Assessment

We chose to assess the following areas in the Chance & Data unit at Year 7:
  1. Level of Engagement / Involvement with the Task
  2. Understanding the links to Probability
    1. Are they just playing the task as a game, unaware of any probability?
    2. Or, are they aware of probability and chance?
    3. Can they assign probabilities as fractions; choose the most common, most expected outcomes; understand equally likely outcomes, etc.?
  3. Amount of logic used
  4. Look for strategies of recording results, being systematic, etc.
This assessment has proved manageable in class as students are assessed on a 1-5 scale in each category after the teacher observes them working on the task and discusses their strategies with them. Approximately four to six lessons are needed to sufficiently observe the students and to allow the students to use enough of the tasks. Table 1 shows a portion of a recording table which teachers used for this process for a whole class.

Table 1
Portion of a recording table which teachers used when
assessing students working on tasks during a specific unit.

YEAR 7 MATHS 1996 ... UNIT: CHANCE & DATA

TASK 1
Engagement Understanding Links Amount of Logic
Shelley 1 2 3 4 5 1 2 3 4 5 1 2 3 4 5
Allyson 1 2 3 4 5 1 2 3 4 5 1 2 3 4 5
Clayton 1 2 3 4 5 1 2 3 4 5 1 2 3 4 5

Continued Use of Task Centre

Our task centre room is still operating with what we considered to be the tasks which were predominantly logic based. Table 2 shows a chart we designed through which students still express their interpretation of the task and the strategies they used to solve the task, but which is not as onerous as what we had initially asked of them.

Table 2
Chart which students complete in the Task Centre.

TASK CENTRE REPORT CHART
Name: ................................................
Home Room: ...........
You must complete 15 to 20 tasks over the year and fill in this chart for each one.

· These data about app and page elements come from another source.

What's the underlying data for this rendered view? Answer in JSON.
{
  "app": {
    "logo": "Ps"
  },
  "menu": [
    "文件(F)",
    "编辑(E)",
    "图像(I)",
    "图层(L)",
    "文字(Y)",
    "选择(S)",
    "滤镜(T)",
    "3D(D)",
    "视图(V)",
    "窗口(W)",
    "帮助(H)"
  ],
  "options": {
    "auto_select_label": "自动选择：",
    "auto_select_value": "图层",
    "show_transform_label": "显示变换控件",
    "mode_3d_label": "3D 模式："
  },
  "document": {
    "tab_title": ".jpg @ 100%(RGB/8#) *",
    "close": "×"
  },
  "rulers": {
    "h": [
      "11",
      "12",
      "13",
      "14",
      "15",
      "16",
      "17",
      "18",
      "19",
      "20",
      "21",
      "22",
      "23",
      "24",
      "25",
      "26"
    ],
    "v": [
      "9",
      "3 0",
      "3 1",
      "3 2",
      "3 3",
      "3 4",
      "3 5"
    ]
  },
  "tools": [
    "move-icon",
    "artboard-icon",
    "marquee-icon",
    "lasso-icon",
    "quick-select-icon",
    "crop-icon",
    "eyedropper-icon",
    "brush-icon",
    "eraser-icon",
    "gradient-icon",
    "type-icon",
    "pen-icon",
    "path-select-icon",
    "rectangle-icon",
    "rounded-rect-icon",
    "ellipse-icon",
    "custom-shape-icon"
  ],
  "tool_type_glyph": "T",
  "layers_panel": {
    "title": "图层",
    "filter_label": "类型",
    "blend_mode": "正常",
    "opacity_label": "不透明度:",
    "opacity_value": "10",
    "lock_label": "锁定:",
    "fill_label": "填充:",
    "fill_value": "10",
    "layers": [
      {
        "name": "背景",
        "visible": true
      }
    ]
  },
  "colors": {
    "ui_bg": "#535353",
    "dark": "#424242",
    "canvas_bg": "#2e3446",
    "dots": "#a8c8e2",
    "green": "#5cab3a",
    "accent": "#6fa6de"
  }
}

You must write up three tasks in a full report. The tasks you must choose from to report in full are on the notice board in Room 8. Difficulty
1. Very easy
2. Easy
3. OK
4. Difficult
5. Too difficult
Enjoyment
1. Fun
2. Sort of fun
3. OK
4. A bit boring
5. Boring
Task No. Task Name Explain what the task is about. What strategy did you use? Difficulty Enjoyment Teacher's Signature
1 2 3 4 5 1 2 3 4 5

Students continued to work in pairs but each filled in their own chart. As the year progressed these became boring and the task centre needed supplementing, so once a crate of a particular strand had been used by a class in a particular unit, then it was able to be borrowed by that class from the Library and used during the Task Centre lesson.

Conclusion

Our experience with these tasks has been so rich that I recommend any Maths Faculty, Primary or Secondary, purchase them. I also recommend that they use the consultancy service. My suggestions for their actual use are:
  • use boxes to store them individually
  • label them yourself (including degree of difficulty and at least the dominant strand, possibly sub-strand also)
  • divide into groups according to dominant strand (try and record second strand but focus on one to begin with)
  • store lists and labels on computer so they can be updated
  • number them alphabetically for easy access
  • have solutions available for staff
  • store extra parts
  • do not try to make students write up too much, focus on interaction with the task and the resultant learning that takes place (take the opportunity to ask students to express their strategies)
  • integrate the tasks into the units where possible and use to establish concepts at the beginning of units as well as reinforce those learnt
I recommend any Maths Faculty, Primary or Secondary, purchase them ... [and] ... use the consultancy service.
Green Line
Follow this link to Task Centre Home page.